Aim of the task
One number is all that is asked for: the number of lines below that hold the string "View".

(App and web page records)
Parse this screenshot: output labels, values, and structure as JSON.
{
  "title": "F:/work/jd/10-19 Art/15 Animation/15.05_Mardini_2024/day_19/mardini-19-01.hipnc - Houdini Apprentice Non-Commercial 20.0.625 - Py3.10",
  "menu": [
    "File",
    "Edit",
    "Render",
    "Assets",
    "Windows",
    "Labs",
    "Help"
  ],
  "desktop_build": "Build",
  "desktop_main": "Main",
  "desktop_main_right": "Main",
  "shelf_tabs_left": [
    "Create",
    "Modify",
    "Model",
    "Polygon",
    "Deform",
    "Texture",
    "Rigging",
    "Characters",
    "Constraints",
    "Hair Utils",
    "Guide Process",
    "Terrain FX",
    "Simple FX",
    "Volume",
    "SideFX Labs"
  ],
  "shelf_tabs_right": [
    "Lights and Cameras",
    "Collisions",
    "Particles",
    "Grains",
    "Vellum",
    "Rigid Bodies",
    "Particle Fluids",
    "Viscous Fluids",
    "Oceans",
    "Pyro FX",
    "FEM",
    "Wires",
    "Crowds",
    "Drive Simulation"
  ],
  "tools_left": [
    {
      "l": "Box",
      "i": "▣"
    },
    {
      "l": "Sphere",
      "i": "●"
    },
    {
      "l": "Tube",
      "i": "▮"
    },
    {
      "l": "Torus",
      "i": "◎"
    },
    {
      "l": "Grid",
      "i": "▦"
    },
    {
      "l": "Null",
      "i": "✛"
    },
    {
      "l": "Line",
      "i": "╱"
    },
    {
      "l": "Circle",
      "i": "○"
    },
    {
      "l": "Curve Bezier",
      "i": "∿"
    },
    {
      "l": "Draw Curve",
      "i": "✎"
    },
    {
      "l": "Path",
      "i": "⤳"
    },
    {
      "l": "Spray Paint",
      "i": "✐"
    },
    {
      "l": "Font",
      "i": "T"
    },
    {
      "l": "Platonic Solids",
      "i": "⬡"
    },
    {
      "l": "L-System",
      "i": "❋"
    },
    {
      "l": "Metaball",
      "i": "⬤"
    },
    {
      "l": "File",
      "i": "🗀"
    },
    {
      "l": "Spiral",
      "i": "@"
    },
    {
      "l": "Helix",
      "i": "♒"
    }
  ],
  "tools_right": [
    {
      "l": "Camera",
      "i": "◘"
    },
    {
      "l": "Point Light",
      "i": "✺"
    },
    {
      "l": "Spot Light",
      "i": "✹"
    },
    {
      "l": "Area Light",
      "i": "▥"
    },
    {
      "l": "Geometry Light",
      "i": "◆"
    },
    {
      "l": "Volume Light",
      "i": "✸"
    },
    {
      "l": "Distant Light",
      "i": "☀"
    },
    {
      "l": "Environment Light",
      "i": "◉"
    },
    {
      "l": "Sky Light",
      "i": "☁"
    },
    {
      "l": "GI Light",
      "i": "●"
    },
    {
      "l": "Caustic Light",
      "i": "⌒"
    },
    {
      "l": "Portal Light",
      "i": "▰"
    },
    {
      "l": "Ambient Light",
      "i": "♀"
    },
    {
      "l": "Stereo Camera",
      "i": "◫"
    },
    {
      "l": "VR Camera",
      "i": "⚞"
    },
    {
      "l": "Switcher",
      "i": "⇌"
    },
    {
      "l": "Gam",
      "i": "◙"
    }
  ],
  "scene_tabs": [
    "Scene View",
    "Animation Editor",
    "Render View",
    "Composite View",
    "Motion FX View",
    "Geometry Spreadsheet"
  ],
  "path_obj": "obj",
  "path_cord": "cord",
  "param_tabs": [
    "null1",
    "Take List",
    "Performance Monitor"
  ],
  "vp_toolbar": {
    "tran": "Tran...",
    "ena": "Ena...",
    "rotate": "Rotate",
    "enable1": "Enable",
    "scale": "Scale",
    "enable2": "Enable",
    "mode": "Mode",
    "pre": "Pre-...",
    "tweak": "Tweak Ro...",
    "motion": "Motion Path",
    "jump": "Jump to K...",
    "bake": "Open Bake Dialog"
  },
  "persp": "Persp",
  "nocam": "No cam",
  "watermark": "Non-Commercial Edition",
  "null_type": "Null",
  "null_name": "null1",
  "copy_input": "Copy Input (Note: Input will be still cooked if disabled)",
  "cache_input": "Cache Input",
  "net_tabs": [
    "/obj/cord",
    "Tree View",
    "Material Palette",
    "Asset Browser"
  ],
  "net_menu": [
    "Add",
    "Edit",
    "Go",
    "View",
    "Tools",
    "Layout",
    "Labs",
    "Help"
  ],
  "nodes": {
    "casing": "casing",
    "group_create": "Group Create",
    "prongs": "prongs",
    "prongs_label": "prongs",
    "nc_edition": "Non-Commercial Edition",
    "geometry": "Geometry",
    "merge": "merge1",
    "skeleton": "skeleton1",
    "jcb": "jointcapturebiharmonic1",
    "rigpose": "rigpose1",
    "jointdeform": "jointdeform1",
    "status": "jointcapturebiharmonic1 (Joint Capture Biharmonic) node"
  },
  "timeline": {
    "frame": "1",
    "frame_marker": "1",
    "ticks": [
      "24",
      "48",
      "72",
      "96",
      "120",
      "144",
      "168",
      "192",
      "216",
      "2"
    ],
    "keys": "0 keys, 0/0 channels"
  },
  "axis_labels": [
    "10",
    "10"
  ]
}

Solution to this problem
6